## PROBLEM
Across the records below, how many lines include the string "icon"? Respond with the number only.

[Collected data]
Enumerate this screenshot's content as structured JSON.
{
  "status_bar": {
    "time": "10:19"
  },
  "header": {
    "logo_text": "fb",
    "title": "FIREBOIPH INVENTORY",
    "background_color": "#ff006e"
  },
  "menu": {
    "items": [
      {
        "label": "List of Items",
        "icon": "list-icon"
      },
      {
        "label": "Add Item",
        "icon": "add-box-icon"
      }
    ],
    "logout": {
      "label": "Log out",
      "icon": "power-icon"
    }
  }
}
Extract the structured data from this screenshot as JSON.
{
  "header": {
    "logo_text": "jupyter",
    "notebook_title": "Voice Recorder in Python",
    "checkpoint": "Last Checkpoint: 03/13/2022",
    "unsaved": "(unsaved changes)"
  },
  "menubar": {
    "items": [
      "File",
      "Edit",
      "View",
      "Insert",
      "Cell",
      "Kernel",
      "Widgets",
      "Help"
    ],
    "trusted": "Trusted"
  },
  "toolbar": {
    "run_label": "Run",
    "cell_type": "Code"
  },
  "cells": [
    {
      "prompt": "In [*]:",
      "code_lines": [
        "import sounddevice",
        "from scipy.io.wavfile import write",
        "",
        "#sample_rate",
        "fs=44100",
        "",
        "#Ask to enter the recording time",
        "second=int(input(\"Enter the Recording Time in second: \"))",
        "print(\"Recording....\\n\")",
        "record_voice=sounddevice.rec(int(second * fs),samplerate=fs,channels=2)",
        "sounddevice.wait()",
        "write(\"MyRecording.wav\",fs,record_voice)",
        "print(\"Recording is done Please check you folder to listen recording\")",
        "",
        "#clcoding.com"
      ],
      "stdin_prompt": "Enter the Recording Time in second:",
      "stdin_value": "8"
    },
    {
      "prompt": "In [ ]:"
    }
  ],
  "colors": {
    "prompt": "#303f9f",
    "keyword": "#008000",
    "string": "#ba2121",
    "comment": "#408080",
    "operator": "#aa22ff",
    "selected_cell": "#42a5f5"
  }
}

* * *

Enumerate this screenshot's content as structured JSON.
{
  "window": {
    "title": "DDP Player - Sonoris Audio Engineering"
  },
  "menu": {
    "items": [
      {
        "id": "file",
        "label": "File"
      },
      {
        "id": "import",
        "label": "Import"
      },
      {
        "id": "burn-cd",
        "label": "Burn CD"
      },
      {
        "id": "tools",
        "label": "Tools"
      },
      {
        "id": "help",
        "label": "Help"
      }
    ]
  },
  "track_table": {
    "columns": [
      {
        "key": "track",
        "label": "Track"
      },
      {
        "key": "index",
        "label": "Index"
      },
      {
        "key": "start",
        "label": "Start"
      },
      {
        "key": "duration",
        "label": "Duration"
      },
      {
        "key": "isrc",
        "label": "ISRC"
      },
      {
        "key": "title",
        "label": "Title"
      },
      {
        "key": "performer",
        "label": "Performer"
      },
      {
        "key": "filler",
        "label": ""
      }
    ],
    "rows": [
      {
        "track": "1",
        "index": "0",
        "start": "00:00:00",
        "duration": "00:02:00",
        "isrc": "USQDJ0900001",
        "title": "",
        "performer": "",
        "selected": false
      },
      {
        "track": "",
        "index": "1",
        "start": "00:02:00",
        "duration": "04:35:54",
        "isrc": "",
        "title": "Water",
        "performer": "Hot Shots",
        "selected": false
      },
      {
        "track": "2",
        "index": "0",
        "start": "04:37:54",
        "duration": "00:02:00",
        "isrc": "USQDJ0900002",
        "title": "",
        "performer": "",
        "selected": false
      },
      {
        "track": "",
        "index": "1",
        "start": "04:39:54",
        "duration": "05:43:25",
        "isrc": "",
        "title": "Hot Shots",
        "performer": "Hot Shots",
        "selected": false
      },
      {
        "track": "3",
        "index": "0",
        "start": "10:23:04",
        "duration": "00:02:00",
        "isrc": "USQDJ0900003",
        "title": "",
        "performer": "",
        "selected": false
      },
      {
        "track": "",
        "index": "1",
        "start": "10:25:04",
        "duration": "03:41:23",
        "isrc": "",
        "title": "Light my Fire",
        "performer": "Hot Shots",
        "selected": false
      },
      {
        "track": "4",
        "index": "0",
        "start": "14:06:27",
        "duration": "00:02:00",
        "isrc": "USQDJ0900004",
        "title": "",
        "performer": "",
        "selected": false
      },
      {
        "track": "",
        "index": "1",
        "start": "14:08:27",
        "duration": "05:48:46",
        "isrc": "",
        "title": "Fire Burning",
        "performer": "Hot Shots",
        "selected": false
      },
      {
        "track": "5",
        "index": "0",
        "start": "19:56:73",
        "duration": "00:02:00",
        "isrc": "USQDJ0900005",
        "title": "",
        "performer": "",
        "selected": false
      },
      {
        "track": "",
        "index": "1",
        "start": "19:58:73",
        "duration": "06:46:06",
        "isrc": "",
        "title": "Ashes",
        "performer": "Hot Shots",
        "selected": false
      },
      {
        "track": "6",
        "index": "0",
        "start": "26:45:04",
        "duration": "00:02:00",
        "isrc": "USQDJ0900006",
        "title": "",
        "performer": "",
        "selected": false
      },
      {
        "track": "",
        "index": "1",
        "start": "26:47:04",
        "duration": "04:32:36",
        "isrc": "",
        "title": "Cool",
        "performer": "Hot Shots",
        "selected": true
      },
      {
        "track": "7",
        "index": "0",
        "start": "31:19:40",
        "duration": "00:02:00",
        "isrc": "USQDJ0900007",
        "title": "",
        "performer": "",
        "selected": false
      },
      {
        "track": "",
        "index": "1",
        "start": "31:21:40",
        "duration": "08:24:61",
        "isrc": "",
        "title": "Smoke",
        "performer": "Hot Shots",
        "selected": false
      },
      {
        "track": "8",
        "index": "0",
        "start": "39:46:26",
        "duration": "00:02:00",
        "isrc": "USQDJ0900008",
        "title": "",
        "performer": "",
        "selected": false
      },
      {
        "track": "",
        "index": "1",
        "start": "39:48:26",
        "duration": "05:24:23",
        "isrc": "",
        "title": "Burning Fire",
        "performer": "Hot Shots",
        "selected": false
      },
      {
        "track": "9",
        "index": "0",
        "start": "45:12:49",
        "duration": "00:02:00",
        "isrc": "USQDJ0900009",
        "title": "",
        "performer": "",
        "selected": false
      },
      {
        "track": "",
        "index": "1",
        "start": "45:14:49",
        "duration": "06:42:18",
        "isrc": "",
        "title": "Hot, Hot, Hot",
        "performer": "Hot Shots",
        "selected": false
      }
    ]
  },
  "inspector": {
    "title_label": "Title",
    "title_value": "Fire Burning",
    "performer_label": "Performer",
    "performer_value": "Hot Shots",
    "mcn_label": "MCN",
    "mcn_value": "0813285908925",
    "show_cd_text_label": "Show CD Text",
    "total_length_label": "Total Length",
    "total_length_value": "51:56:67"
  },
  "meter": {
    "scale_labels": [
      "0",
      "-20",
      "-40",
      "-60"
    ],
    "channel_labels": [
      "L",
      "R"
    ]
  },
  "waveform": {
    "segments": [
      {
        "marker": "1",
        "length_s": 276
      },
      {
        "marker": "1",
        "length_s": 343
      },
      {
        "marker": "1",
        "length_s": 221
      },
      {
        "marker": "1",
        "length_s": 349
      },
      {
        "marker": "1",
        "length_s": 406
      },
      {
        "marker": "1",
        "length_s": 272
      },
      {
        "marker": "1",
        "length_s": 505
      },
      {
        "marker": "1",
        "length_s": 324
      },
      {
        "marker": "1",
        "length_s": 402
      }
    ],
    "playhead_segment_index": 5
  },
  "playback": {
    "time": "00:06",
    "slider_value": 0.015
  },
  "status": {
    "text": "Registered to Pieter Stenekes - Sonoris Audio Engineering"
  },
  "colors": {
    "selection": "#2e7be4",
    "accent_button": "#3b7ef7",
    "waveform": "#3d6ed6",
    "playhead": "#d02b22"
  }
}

## TASK RESPONSE
3